With the images removed, repeat the data below exactly.

**EXERCISE DATA:**
=====

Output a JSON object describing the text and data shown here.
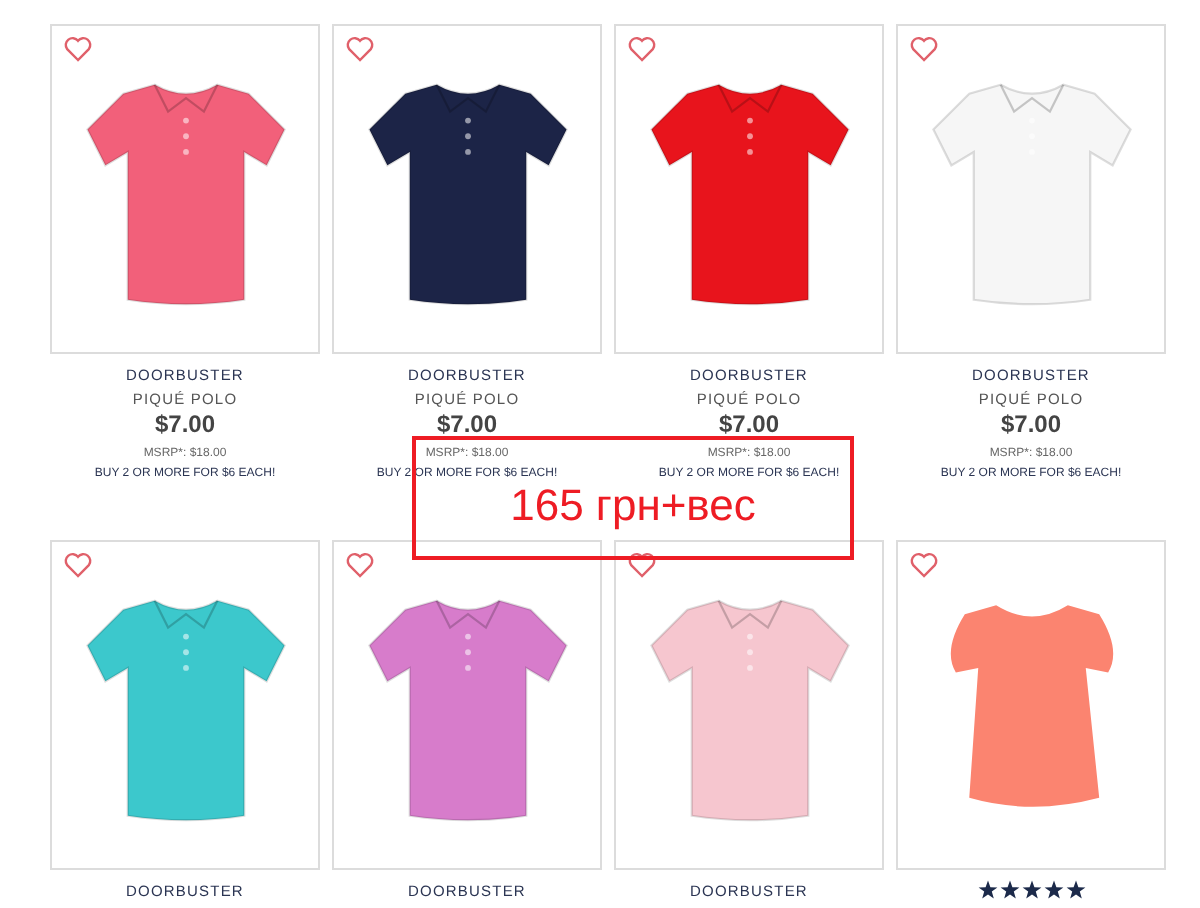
{
  "products": [
    {
      "kind": "polo",
      "color": "#f2607a",
      "favorited": false,
      "badge": "DOORBUSTER",
      "name": "PIQUÉ POLO",
      "price": "$7.00",
      "msrp": "MSRP*: $18.00",
      "promo": "BUY 2 OR MORE FOR $6 EACH!"
    },
    {
      "kind": "polo",
      "color": "#1c2447",
      "favorited": false,
      "badge": "DOORBUSTER",
      "name": "PIQUÉ POLO",
      "price": "$7.00",
      "msrp": "MSRP*: $18.00",
      "promo": "BUY 2 OR MORE FOR $6 EACH!"
    },
    {
      "kind": "polo",
      "color": "#e8141c",
      "favorited": false,
      "badge": "DOORBUSTER",
      "name": "PIQUÉ POLO",
      "price": "$7.00",
      "msrp": "MSRP*: $18.00",
      "promo": "BUY 2 OR MORE FOR $6 EACH!"
    },
    {
      "kind": "polo",
      "color": "#f6f6f6",
      "favorited": false,
      "badge": "DOORBUSTER",
      "name": "PIQUÉ POLO",
      "price": "$7.00",
      "msrp": "MSRP*: $18.00",
      "promo": "BUY 2 OR MORE FOR $6 EACH!"
    },
    {
      "kind": "polo",
      "color": "#3cc8cc",
      "favorited": false,
      "badge": "DOORBUSTER"
    },
    {
      "kind": "polo",
      "color": "#d77ccb",
      "favorited": false,
      "badge": "DOORBUSTER"
    },
    {
      "kind": "polo",
      "color": "#f6c6cf",
      "favorited": false,
      "badge": "DOORBUSTER"
    },
    {
      "kind": "top",
      "color": "#fb8470",
      "favorited": false,
      "stars": 5
    }
  ],
  "annotation": {
    "text": "165 грн+вес"
  }
}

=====

**RESULT:**
Output a JSON object describing the text and data shown here.
{
  "products": [
    {
      "kind": "polo",
      "color": "#f2607a",
      "favorited": false,
      "badge": "DOORBUSTER",
      "name": "PIQUÉ POLO",
      "price": "$7.00",
      "msrp": "MSRP*: $18.00",
      "promo": "BUY 2 OR MORE FOR $6 EACH!"
    },
    {
      "kind": "polo",
      "color": "#1c2447",
      "favorited": false,
      "badge": "DOORBUSTER",
      "name": "PIQUÉ POLO",
      "price": "$7.00",
      "msrp": "MSRP*: $18.00",
      "promo": "BUY 2 OR MORE FOR $6 EACH!"
    },
    {
      "kind": "polo",
      "color": "#e8141c",
      "favorited": false,
      "badge": "DOORBUSTER",
      "name": "PIQUÉ POLO",
      "price": "$7.00",
      "msrp": "MSRP*: $18.00",
      "promo": "BUY 2 OR MORE FOR $6 EACH!"
    },
    {
      "kind": "polo",
      "color": "#f6f6f6",
      "favorited": false,
      "badge": "DOORBUSTER",
      "name": "PIQUÉ POLO",
      "price": "$7.00",
      "msrp": "MSRP*: $18.00",
      "promo": "BUY 2 OR MORE FOR $6 EACH!"
    },
    {
      "kind": "polo",
      "color": "#3cc8cc",
      "favorited": false,
      "badge": "DOORBUSTER"
    },
    {
      "kind": "polo",
      "color": "#d77ccb",
      "favorited": false,
      "badge": "DOORBUSTER"
    },
    {
      "kind": "polo",
      "color": "#f6c6cf",
      "favorited": false,
      "badge": "DOORBUSTER"
    },
    {
      "kind": "top",
      "color": "#fb8470",
      "favorited": false,
      "stars": 5
    }
  ],
  "annotation": {
    "text": "165 грн+вес"
  }
}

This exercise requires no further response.